Prof. Beat Keller and his team have identified various Pm3 gene variations in powdery mildew-resistant wheat varieties from across the world. To assess the function and effectiveness of the different Pm3 gene variations, they were genetically engineered into the genome of the spring wheat variety Bobwhite. Bobwhite wheat lacks its own functioning Pm3 gene and is very susceptible to powdery mildew. The transgenic Bobwhite wheat lines, each containing a single Pm3 gene variation, were assessed in field trials as part of the National Research Program NFP59 between 2008 and 2010. The findings of these trials were published in 2011 and 2012.
Prof. Beat Keller
Department of Plant and Microbial Biology
University of Zurich
Phone +41 44 634 82 30
Nathalie Huber | Universität Zürich
Cereals use chemical defenses in a multifunctional manner against different herbivores
06.12.2018 | Max-Planck-Institut für chemische Ökologie
Can rice filter water from ag fields?
05.12.2018 | American Society of Agronomy
Researchers from the University of Basel have reported a new method that allows the physical state of just a few atoms or molecules within a network to be controlled. It is based on the spontaneous self-organization of molecules into extensive networks with pores about one nanometer in size. In the journal ‘small’, the physicists reported on their investigations, which could be of particular importance for the development of new storage devices.

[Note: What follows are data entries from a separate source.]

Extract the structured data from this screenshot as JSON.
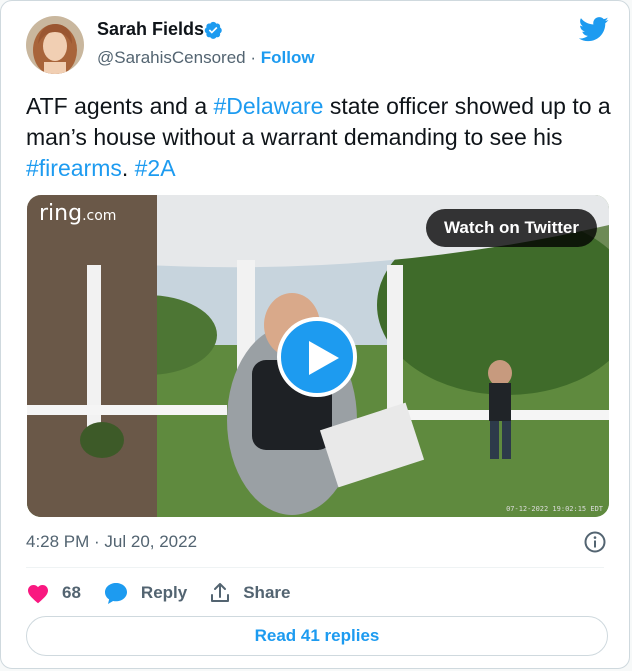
{
  "author": {
    "name": "Sarah Fields",
    "handle": "@SarahisCensored",
    "separator": "·",
    "follow_label": "Follow"
  },
  "tweet": {
    "parts": {
      "t1": "ATF agents and a ",
      "tag1": "#Delaware",
      "t2": " state officer showed up to a man’s house without a warrant demanding to see his ",
      "tag2": "#firearms",
      "t3": ". ",
      "tag3": "#2A"
    }
  },
  "media": {
    "brand": "ring",
    "brand_suffix": ".com",
    "watch_label": "Watch on Twitter",
    "timestamp_overlay": "07-12-2022 19:02:15 EDT"
  },
  "meta": {
    "time": "4:28 PM · Jul 20, 2022"
  },
  "actions": {
    "likes": "68",
    "reply_label": "Reply",
    "share_label": "Share",
    "read_replies_label": "Read 41 replies"
  },
  "colors": {
    "accent": "#1d9bf0",
    "like": "#f91880",
    "text": "#0f1419",
    "muted": "#536471"
  },
  "icons": [
    "verified-badge-icon",
    "twitter-bird-icon",
    "play-icon",
    "info-icon",
    "heart-icon",
    "reply-bubble-icon",
    "share-icon"
  ]
}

Around the world, researchers are attempting to shrink data storage devices to achieve as large a storage capacity in as small a space as possible. In almost...

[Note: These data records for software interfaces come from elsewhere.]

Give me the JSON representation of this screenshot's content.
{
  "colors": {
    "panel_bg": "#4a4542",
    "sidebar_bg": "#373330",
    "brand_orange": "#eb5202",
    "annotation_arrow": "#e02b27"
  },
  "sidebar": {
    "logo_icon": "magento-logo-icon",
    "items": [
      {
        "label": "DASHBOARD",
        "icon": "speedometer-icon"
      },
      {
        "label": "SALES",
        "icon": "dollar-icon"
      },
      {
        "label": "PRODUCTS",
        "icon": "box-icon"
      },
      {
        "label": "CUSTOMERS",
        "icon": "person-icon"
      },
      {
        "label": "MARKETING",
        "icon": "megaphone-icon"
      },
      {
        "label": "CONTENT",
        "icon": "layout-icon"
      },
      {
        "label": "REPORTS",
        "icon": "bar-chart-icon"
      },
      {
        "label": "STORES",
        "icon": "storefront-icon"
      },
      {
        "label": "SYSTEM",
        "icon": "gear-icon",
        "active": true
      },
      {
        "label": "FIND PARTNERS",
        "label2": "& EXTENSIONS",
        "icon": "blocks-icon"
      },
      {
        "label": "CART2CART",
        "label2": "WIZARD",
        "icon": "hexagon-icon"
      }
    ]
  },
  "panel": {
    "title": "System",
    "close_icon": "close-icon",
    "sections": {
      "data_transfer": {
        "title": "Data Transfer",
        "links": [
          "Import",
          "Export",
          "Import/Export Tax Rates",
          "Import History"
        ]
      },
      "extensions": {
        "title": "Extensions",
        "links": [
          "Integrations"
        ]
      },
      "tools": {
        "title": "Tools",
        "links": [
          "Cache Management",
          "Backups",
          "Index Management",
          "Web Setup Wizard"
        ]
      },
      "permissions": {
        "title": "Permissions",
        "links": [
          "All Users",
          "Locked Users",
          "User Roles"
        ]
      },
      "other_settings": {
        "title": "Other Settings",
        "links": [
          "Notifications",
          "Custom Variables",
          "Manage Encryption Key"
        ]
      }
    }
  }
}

The more objects we make "smart," from watches to entire buildings, the greater the need for these devices to store and retrieve massive amounts of data quickly without consuming too much power.
Millions of new memory cells could be part of a computer chip and provide that speed and energy savings, thanks to the discovery of a previously unobserved...

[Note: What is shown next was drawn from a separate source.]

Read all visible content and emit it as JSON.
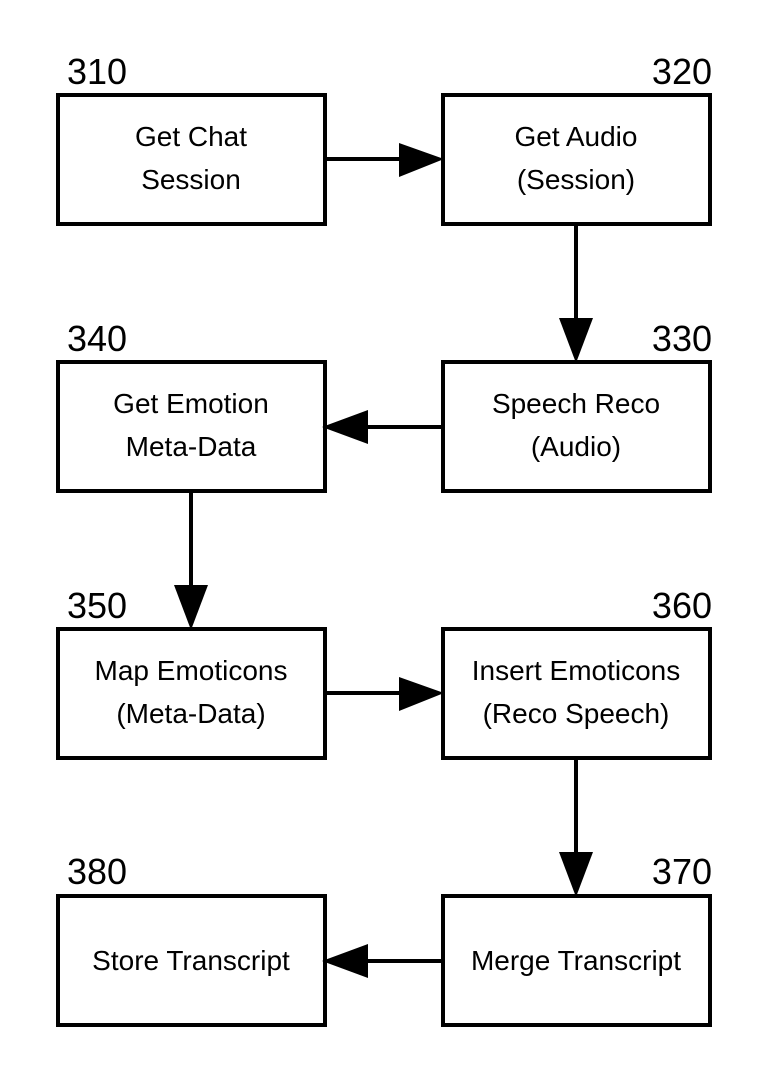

What if, instead of turning up the thermostat, you could warm up with high-tech, flexible patches sewn into your clothes - while significantly reducing your...
A widely used diabetes medication combined with an antihypertensive drug specifically inhibits tumor growth – this was discovered by researchers from the University of Basel’s Biozentrum two years ago. In a follow-up study, recently published in “Cell Reports”, the scientists report that this drug cocktail induces cancer cell death by switching off their energy supply.
The widely used anti-diabetes drug metformin not only reduces blood sugar but also has an anti-cancer effect. However, the metformin dose commonly used in the...
A research team from the University of Zurich has developed a new drone that can retract its propeller arms in flight and make itself small to fit through narrow gaps and holes. This is particularly useful when searching for victims of natural disasters.
Inspecting a damaged building after an earthquake or during a fire is exactly the kind of job that human rescuers would like drones to do for them. A flying...
12.12.2018 | Event News
10.12.2018 | Event News
06.12.2018 | Event News
17.12.2018 | Studies and Analyses
17.12.2018 | Life Sciences
17.12.2018 | Power and Electrical Engineering